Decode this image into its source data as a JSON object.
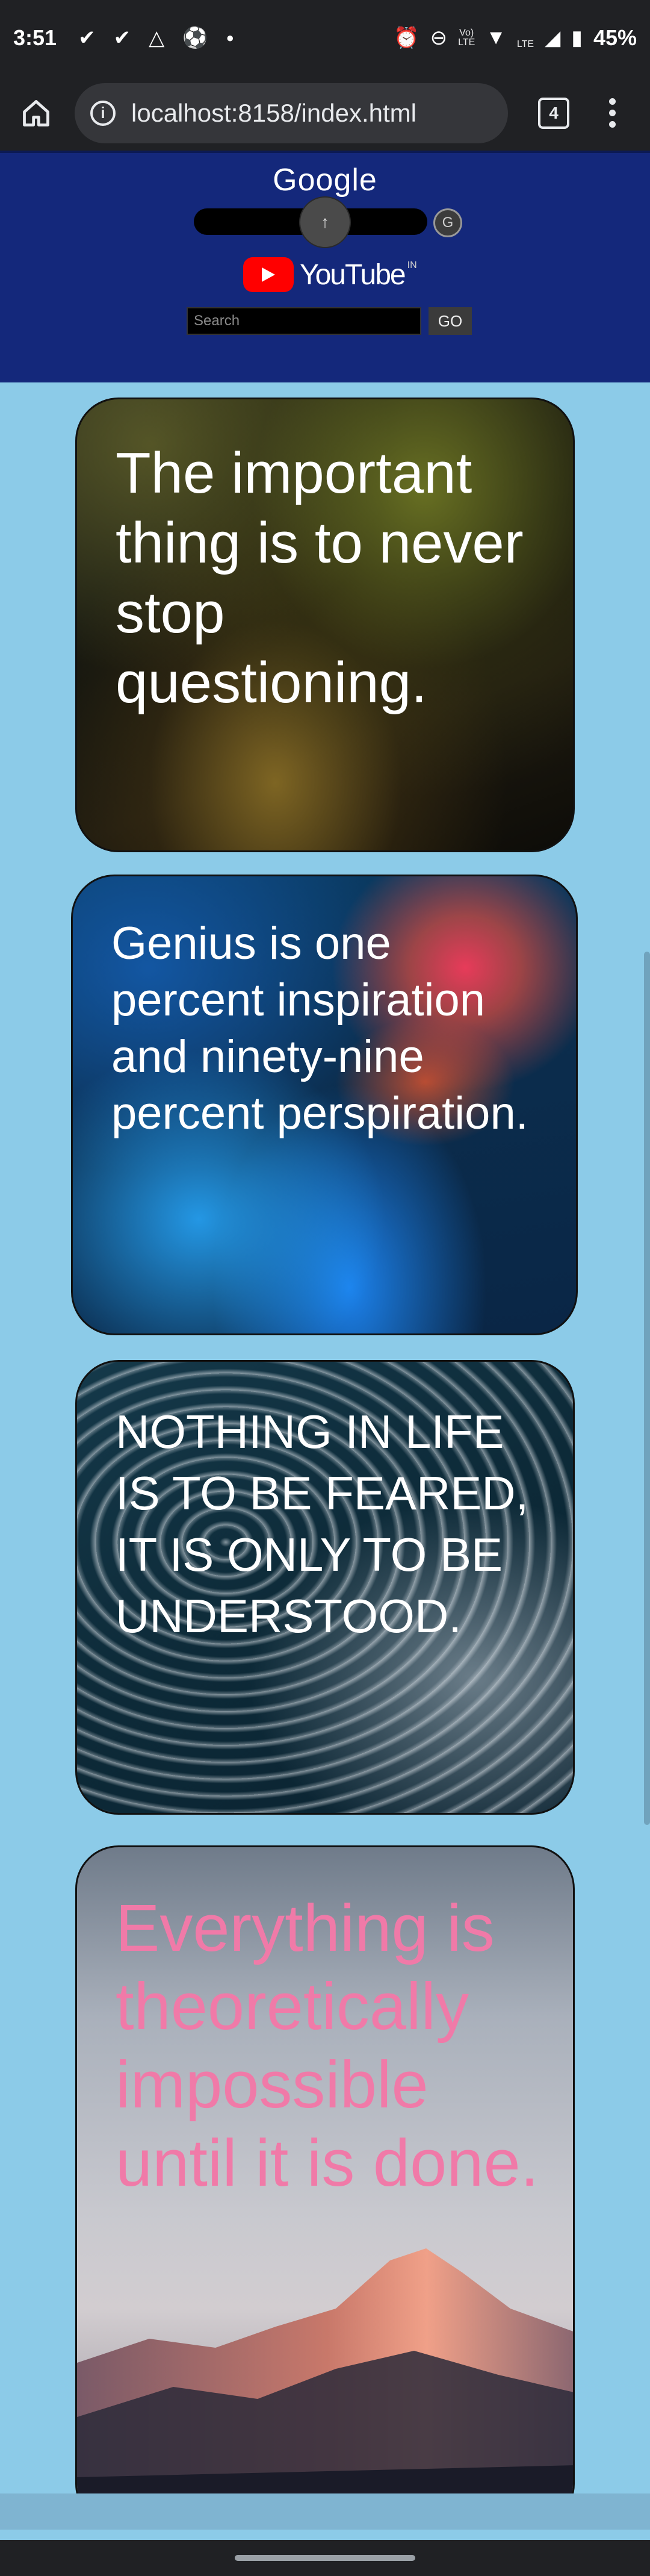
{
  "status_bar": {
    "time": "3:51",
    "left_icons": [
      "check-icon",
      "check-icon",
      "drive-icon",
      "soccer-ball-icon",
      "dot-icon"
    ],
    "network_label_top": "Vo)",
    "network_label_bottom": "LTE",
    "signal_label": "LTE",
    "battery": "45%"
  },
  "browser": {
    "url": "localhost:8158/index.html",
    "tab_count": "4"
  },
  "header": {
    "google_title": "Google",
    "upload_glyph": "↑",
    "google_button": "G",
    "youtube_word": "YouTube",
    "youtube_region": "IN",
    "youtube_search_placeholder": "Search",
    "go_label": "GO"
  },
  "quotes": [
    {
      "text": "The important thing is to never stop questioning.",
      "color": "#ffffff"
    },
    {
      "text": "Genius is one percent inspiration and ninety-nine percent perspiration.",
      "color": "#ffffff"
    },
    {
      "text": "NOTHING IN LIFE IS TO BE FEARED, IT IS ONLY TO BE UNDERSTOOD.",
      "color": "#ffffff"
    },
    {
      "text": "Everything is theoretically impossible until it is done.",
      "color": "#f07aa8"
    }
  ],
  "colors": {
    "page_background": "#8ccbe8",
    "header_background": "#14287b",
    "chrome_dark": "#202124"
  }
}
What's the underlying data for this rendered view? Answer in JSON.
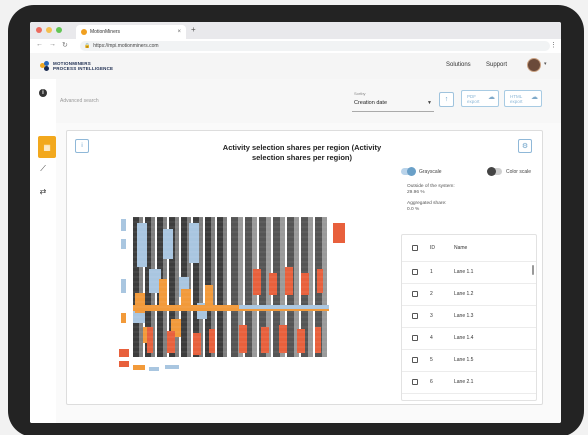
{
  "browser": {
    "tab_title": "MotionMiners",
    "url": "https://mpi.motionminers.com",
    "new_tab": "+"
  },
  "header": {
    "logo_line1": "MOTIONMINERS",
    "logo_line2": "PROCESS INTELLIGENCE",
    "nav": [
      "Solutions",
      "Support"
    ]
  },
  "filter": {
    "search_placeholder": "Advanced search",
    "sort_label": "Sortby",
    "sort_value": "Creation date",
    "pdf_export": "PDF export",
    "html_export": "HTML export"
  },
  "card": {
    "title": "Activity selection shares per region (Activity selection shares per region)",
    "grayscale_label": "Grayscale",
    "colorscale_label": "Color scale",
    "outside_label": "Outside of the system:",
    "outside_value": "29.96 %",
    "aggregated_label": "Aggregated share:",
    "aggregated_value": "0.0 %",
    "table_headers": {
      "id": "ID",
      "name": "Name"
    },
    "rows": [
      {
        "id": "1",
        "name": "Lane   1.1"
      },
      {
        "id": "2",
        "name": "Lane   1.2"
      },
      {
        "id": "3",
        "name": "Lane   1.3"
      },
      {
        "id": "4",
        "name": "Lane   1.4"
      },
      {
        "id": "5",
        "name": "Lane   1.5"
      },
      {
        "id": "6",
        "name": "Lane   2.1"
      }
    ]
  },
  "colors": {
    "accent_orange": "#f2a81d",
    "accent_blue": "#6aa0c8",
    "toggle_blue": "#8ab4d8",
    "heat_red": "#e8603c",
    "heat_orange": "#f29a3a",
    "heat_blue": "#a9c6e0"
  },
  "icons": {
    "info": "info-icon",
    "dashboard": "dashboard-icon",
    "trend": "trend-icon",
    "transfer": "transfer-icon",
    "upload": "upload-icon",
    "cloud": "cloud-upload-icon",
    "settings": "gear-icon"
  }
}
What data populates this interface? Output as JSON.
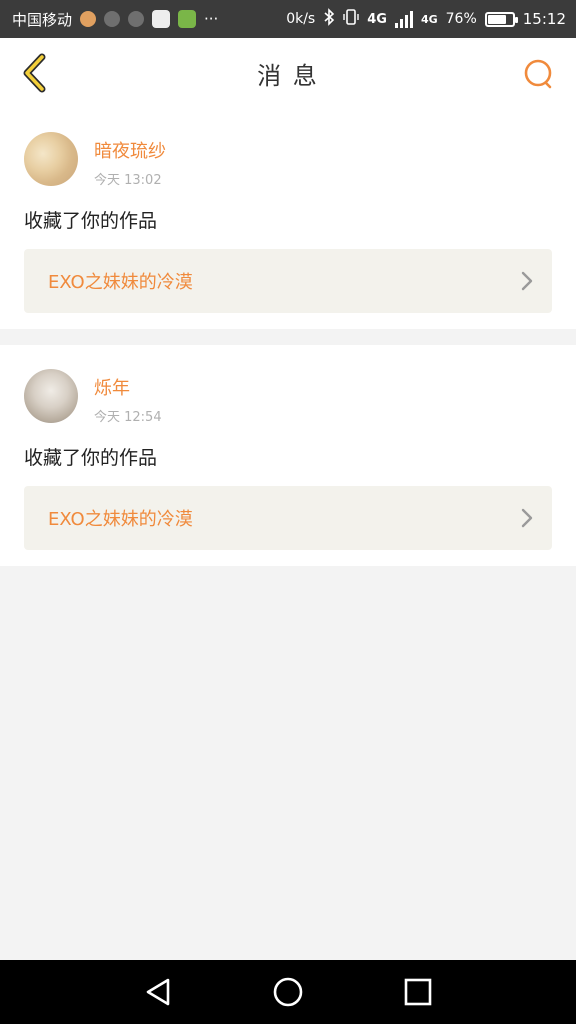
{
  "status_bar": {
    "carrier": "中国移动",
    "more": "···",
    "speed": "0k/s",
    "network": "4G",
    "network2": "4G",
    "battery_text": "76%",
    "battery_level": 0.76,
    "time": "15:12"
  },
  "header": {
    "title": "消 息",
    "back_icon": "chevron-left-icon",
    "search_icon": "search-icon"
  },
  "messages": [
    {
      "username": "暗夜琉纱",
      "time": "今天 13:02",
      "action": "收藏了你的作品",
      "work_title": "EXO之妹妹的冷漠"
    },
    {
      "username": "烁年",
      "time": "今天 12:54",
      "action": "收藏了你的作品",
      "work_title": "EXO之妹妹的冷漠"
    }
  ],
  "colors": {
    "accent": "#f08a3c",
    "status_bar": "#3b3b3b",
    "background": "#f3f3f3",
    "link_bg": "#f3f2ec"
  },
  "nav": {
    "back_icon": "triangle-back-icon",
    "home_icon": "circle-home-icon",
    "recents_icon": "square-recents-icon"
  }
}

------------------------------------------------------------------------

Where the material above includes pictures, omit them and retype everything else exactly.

ANSWER BELOW:
Decode this image into its source data as a JSON object.
{
  "status_bar": {
    "time": "3:51",
    "left_icons": [
      "check-icon",
      "check-icon",
      "drive-icon",
      "soccer-ball-icon",
      "dot-icon"
    ],
    "network_label_top": "Vo)",
    "network_label_bottom": "LTE",
    "signal_label": "LTE",
    "battery": "45%"
  },
  "browser": {
    "url": "localhost:8158/index.html",
    "tab_count": "4"
  },
  "header": {
    "google_title": "Google",
    "upload_glyph": "↑",
    "google_button": "G",
    "youtube_word": "YouTube",
    "youtube_region": "IN",
    "youtube_search_placeholder": "Search",
    "go_label": "GO"
  },
  "quotes": [
    {
      "text": "The important thing is to never stop questioning.",
      "color": "#ffffff"
    },
    {
      "text": "Genius is one percent inspiration and ninety-nine percent perspiration.",
      "color": "#ffffff"
    },
    {
      "text": "NOTHING IN LIFE IS TO BE FEARED, IT IS ONLY TO BE UNDERSTOOD.",
      "color": "#ffffff"
    },
    {
      "text": "Everything is theoretically impossible until it is done.",
      "color": "#f07aa8"
    }
  ],
  "colors": {
    "page_background": "#8ccbe8",
    "header_background": "#14287b",
    "chrome_dark": "#202124"
  }
}
What's the underlying data for this rendered view? Answer in JSON.
{
  "browser": {
    "tab_title": "MotionMiners",
    "url": "https://mpi.motionminers.com",
    "new_tab": "+"
  },
  "header": {
    "logo_line1": "MOTIONMINERS",
    "logo_line2": "PROCESS INTELLIGENCE",
    "nav": [
      "Solutions",
      "Support"
    ]
  },
  "filter": {
    "search_placeholder": "Advanced search",
    "sort_label": "Sortby",
    "sort_value": "Creation date",
    "pdf_export": "PDF export",
    "html_export": "HTML export"
  },
  "card": {
    "title": "Activity selection shares per region (Activity selection shares per region)",
    "grayscale_label": "Grayscale",
    "colorscale_label": "Color scale",
    "outside_label": "Outside of the system:",
    "outside_value": "29.96 %",
    "aggregated_label": "Aggregated share:",
    "aggregated_value": "0.0 %",
    "table_headers": {
      "id": "ID",
      "name": "Name"
    },
    "rows": [
      {
        "id": "1",
        "name": "Lane   1.1"
      },
      {
        "id": "2",
        "name": "Lane   1.2"
      },
      {
        "id": "3",
        "name": "Lane   1.3"
      },
      {
        "id": "4",
        "name": "Lane   1.4"
      },
      {
        "id": "5",
        "name": "Lane   1.5"
      },
      {
        "id": "6",
        "name": "Lane   2.1"
      }
    ]
  },
  "colors": {
    "accent_orange": "#f2a81d",
    "accent_blue": "#6aa0c8",
    "toggle_blue": "#8ab4d8",
    "heat_red": "#e8603c",
    "heat_orange": "#f29a3a",
    "heat_blue": "#a9c6e0"
  },
  "icons": {
    "info": "info-icon",
    "dashboard": "dashboard-icon",
    "trend": "trend-icon",
    "transfer": "transfer-icon",
    "upload": "upload-icon",
    "cloud": "cloud-upload-icon",
    "settings": "gear-icon"
  }
}
What data populates this interface? Output as JSON.
{
  "status_bar": {
    "carrier": "中国移动",
    "more": "···",
    "speed": "0k/s",
    "network": "4G",
    "network2": "4G",
    "battery_text": "76%",
    "battery_level": 0.76,
    "time": "15:12"
  },
  "header": {
    "title": "消 息",
    "back_icon": "chevron-left-icon",
    "search_icon": "search-icon"
  },
  "messages": [
    {
      "username": "暗夜琉纱",
      "time": "今天 13:02",
      "action": "收藏了你的作品",
      "work_title": "EXO之妹妹的冷漠"
    },
    {
      "username": "烁年",
      "time": "今天 12:54",
      "action": "收藏了你的作品",
      "work_title": "EXO之妹妹的冷漠"
    }
  ],
  "colors": {
    "accent": "#f08a3c",
    "status_bar": "#3b3b3b",
    "background": "#f3f3f3",
    "link_bg": "#f3f2ec"
  },
  "nav": {
    "back_icon": "triangle-back-icon",
    "home_icon": "circle-home-icon",
    "recents_icon": "square-recents-icon"
  }
}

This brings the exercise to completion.